Every visual aspect of Big Black Delta is deliberate and was dreamed up with help from visual artist Caspar Newbolt. Bates told me that he had been initially approached by Newbolt at a Mellowdrone show at the Mercury Lounge years ago. He explained, "[Newbolt] was like, 'I want to do your artwork' and then we just kept in touch after that. He actually did the artwork for the last Mellowdrone album. Then I fell off the map for about a year or two. I hit him up with this music one day and was like 'Hey, what do you think about it?' He was very kind and responsive and wanted to be involved" From there he detailed how the two would trade images until one day Newbolt "Came the closest to what I see. [Newbolt] is amazing" Bates recounted. "I really believe in 'You hear what you see'" he said, "It made it easier for me to work on the music knowing that there was someone that can handle 'the conversion' if you will."
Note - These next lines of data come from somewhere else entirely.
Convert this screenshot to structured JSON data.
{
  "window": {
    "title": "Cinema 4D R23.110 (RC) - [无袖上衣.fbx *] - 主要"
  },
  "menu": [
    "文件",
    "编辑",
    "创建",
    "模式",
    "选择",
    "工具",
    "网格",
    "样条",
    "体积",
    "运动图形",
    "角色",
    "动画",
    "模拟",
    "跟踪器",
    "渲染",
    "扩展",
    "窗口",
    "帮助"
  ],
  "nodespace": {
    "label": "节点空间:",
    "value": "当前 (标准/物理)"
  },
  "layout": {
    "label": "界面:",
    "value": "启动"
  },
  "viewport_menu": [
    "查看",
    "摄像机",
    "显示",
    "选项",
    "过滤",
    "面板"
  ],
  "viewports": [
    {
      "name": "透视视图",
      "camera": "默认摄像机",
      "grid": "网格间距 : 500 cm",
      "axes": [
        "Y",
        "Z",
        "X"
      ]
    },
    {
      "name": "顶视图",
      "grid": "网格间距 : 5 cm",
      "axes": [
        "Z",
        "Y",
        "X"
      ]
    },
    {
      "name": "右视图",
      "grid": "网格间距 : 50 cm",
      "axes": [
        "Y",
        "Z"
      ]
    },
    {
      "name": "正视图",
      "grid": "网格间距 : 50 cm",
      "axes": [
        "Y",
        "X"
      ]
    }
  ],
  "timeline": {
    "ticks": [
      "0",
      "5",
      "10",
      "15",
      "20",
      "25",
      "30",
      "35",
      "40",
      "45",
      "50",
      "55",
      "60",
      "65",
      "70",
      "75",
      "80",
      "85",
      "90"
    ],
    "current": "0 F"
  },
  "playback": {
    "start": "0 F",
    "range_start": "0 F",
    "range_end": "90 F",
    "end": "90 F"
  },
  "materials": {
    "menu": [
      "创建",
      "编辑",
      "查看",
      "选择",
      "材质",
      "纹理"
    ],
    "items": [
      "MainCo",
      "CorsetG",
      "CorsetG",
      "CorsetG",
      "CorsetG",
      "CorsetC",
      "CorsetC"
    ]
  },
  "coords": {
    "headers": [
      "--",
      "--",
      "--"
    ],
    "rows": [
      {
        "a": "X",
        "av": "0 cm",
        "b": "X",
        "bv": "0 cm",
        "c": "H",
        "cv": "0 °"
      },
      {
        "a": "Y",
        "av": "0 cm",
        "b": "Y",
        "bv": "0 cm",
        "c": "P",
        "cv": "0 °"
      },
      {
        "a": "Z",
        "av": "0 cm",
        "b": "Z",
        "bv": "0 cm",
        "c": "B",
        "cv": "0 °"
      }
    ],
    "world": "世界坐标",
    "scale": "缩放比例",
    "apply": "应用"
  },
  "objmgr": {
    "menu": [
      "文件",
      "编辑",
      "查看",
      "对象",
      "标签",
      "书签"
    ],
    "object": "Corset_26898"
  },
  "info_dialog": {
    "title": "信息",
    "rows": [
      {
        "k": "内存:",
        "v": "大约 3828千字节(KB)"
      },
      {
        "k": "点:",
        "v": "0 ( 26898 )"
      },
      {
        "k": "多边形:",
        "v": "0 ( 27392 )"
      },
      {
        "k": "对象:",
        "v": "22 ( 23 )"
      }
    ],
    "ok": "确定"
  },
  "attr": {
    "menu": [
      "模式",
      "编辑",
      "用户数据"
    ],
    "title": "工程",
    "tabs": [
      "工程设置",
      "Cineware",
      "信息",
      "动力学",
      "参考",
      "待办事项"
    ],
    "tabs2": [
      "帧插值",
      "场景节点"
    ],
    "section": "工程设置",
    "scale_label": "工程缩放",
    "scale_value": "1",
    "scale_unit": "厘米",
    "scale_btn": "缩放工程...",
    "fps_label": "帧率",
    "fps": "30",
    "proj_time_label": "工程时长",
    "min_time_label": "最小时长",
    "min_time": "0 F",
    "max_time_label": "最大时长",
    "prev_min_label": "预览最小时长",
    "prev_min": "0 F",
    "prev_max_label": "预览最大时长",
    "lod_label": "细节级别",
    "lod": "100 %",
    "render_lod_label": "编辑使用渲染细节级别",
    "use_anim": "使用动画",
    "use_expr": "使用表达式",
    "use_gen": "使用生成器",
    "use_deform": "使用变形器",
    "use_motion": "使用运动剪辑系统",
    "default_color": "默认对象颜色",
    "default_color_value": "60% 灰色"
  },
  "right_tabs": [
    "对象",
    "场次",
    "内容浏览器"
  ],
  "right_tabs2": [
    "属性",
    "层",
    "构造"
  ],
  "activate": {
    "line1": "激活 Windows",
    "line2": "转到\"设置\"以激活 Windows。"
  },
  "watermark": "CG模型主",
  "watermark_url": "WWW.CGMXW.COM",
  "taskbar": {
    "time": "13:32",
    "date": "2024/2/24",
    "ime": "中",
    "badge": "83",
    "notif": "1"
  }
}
A lot of the imagery in Big Black Delta is very space-oriented. This primarily stems from Bates' fondness of Ufology, which is essentially anything UFO-related. As I attempted to gauge how far was down the rabbit into Ufology he clarified, "I view Ufology like Greek mythology. You can't believe anything. You can only collect stories and I've collected as many of them as I can. Some of them are fucking insane." He told me about his favorite story, a man named Phillip Schneider who was supposedly murdered in his apartment back in 1996 for being outspoken about allegedly being one of three who survived battling grey aliens in an unclassified government area. According to Bates, what he likes about Ufology is that, "It's not human. It doesn't involve politics. That's why I really like it. Usually somebody can't fucking argue with you about it. They just leave you alone *laughter*. It's like, 'Oh you like UFOs? Thats…. nice….'" UFOs aside, Bates is genuinely interested in space. "I actually went down to the Jet Propulsion Lab in Pasadena and got to see [NASA] putting [the Mars Curiosity Rover] together about 8 months ago."

"I'm the biggest fan of a simple love song."
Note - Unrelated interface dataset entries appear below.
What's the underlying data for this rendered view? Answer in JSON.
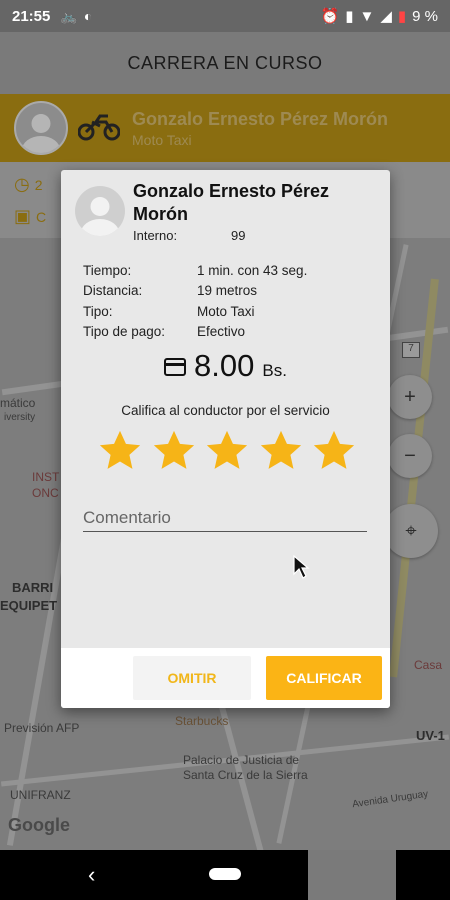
{
  "status_bar": {
    "time": "21:55",
    "battery_text": "9 %",
    "icons": [
      "bike-notification-icon",
      "data-saver-icon",
      "alarm-icon",
      "vibrate-icon",
      "wifi-icon",
      "signal-icon",
      "battery-icon"
    ]
  },
  "app_bar": {
    "title": "CARRERA EN CURSO"
  },
  "driver_bar": {
    "name": "Gonzalo Ernesto Pérez Morón",
    "vehicle_type": "Moto Taxi"
  },
  "sub_row": {
    "time_prefix": "2",
    "card_prefix": "C"
  },
  "map": {
    "labels": {
      "mateo": "mático",
      "university": "iversity",
      "inst": "INST",
      "onc": "ONC",
      "barri": "BARRI",
      "equipet": "EQUIPET",
      "prevision": "Previsión AFP",
      "starbucks": "Starbucks",
      "palacio1": "Palacio de Justicia de",
      "palacio2": "Santa Cruz de la Sierra",
      "unifranz": "UNIFRANZ",
      "uruguay": "Avenida Uruguay",
      "casa": "Casa",
      "uv": "UV-1",
      "route": "7",
      "google": "Google"
    }
  },
  "dialog": {
    "driver_name": "Gonzalo Ernesto Pérez Morón",
    "interno_label": "Interno:",
    "interno_value": "99",
    "details": [
      {
        "label": "Tiempo:",
        "value": "1 min. con 43 seg."
      },
      {
        "label": "Distancia:",
        "value": "19 metros"
      },
      {
        "label": "Tipo:",
        "value": "Moto Taxi"
      },
      {
        "label": "Tipo de pago:",
        "value": "Efectivo"
      }
    ],
    "price": "8.00",
    "currency": "Bs.",
    "rating_prompt": "Califica al conductor por el servicio",
    "rating": 5,
    "max_rating": 5,
    "star_color": "#f6b417",
    "comment_placeholder": "Comentario",
    "skip_label": "OMITIR",
    "rate_label": "CALIFICAR"
  },
  "colors": {
    "accent": "#fbb415",
    "overlay_yellow": "#8a6d10"
  }
}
With his love for space, I couldn't help but ask which of his songs he would choose if he could transmit any of his songs into space. He told me that "PB3" would be his song of choice, "It's just tones and colors and there's no (hopefully) any room for error of miscommunication. And it's just math, it's pure music at its core, there's no singer on top of it. There's nobody telling you how they feel. It just is." The way he put it struck me kind of strange, but he went on to explain that, "Different songs have their different purposes, you know? I'm the biggest fan of a simple love song. Besides UFOs and playing music I love love, you know what I mean? I have songs that talk about that and deal with that and sometimes, you know, like all of us, you want to put something on that's not telling you what to fucking do or forcing you to be, it's just something at the end of the night when you're reading or if you've had a bad day kind of thing. Each song is it's own little thing, so while you're there you commit to it but then you can leave whenever you want."
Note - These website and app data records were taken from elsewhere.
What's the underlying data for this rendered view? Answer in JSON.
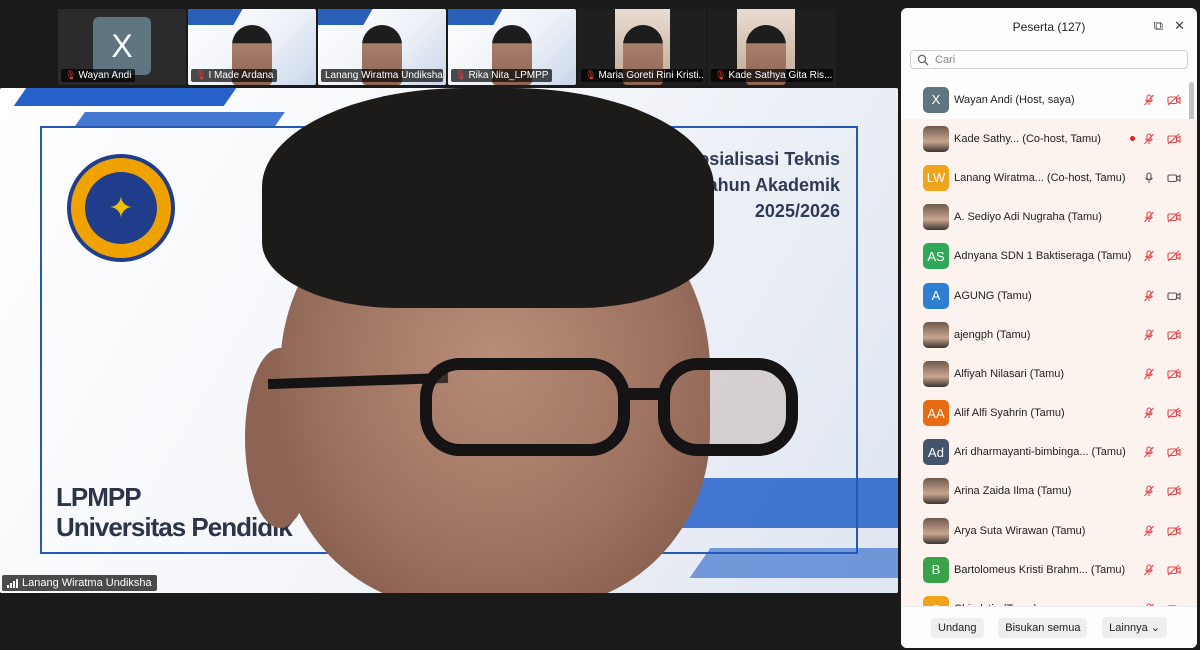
{
  "thumbnails": [
    {
      "name": "Wayan Andi",
      "muted": true,
      "kind": "avatar",
      "avatar_letter": "X",
      "active": false
    },
    {
      "name": "I Made Ardana",
      "muted": true,
      "kind": "video",
      "active": false
    },
    {
      "name": "Lanang Wiratma Undiksha",
      "muted": false,
      "kind": "video",
      "active": true
    },
    {
      "name": "Rika Nita_LPMPP",
      "muted": true,
      "kind": "video",
      "active": false
    },
    {
      "name": "Maria Goreti Rini Kristi...",
      "muted": true,
      "kind": "video",
      "active": false
    },
    {
      "name": "Kade Sathya Gita Ris...",
      "muted": true,
      "kind": "video",
      "active": false
    }
  ],
  "main_video": {
    "speaker_label": "Lanang Wiratma Undiksha",
    "slide_title_lines": [
      "osialisasi Teknis",
      "ahun Akademik",
      "2025/2026"
    ],
    "slide_left_lines": [
      "LPMPP",
      "Universitas Pendidik"
    ]
  },
  "panel": {
    "title": "Peserta (127)",
    "search_placeholder": "Cari",
    "footer": {
      "invite": "Undang",
      "mute_all": "Bisukan semua",
      "more": "Lainnya"
    }
  },
  "participants": [
    {
      "name": "Wayan Andi (Host, saya)",
      "avatar": "X",
      "color": "#5f7680",
      "mic": "muted",
      "video": "off",
      "highlight": false
    },
    {
      "name": "Kade Sathy...   (Co-host, Tamu)",
      "avatar": "",
      "color": "photo",
      "mic": "muted",
      "video": "off",
      "highlight": true,
      "recording": true
    },
    {
      "name": "Lanang Wiratma...   (Co-host, Tamu)",
      "avatar": "LW",
      "color": "#f0a41b",
      "mic": "on",
      "video": "on",
      "highlight": true
    },
    {
      "name": "A. Sediyo Adi Nugraha (Tamu)",
      "avatar": "",
      "color": "photo",
      "mic": "muted",
      "video": "off",
      "highlight": true
    },
    {
      "name": "Adnyana SDN 1 Baktiseraga  (Tamu)",
      "avatar": "AS",
      "color": "#2fa85a",
      "mic": "muted",
      "video": "off",
      "highlight": true
    },
    {
      "name": "AGUNG (Tamu)",
      "avatar": "A",
      "color": "#2d7fd4",
      "mic": "muted",
      "video": "on",
      "highlight": true
    },
    {
      "name": "ajengph (Tamu)",
      "avatar": "",
      "color": "photo",
      "mic": "muted",
      "video": "off",
      "highlight": true
    },
    {
      "name": "Alfiyah Nilasari (Tamu)",
      "avatar": "",
      "color": "photo",
      "mic": "muted",
      "video": "off",
      "highlight": true
    },
    {
      "name": "Alif Alfi Syahrin (Tamu)",
      "avatar": "AA",
      "color": "#e66b12",
      "mic": "muted",
      "video": "off",
      "highlight": true
    },
    {
      "name": "Ari dharmayanti-bimbinga...  (Tamu)",
      "avatar": "Ad",
      "color": "#44546a",
      "mic": "muted",
      "video": "off",
      "highlight": true
    },
    {
      "name": "Arina Zaida Ilma (Tamu)",
      "avatar": "",
      "color": "photo",
      "mic": "muted",
      "video": "off",
      "highlight": true
    },
    {
      "name": "Arya Suta Wirawan (Tamu)",
      "avatar": "",
      "color": "photo",
      "mic": "muted",
      "video": "off",
      "highlight": true
    },
    {
      "name": "Bartolomeus Kristi Brahm...  (Tamu)",
      "avatar": "B",
      "color": "#3aa34a",
      "mic": "muted",
      "video": "off",
      "highlight": true
    },
    {
      "name": "Chindytia (Tamu)",
      "avatar": "C",
      "color": "#f0a41b",
      "mic": "muted",
      "video": "on",
      "highlight": true
    }
  ]
}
As Big Black Delta gains momentum from supporting the likes of M83 and Jane's Addiction, Bates has decided to release his music on his own label, Masters of Bates, instead of looking to see if any other labels are interested. "Nowadays you don't need all of that," he said "I engage with people that like my shit directly and I enjoy doing it, so that just cuts out a lot of things. I just don't have enough fucking time to involve 20 people, you know what I mean? There's just not enough time. Having to explain to something to 15 people to get everybody in line is a pain in the ass.[…] I'd rather be able to just put anything out when I want to and let the chips fall where they may cause I'm already broke. I'm used to that. It's no problem now." Although he just recently released a tour EP, Bates told me he is already working on a follow up to LP1 and has about five or six songs done already. If you haven't picked up the US Tour/ Betamax EP or the Ifuckingloveyou remix EP yet, make sure you do so right away.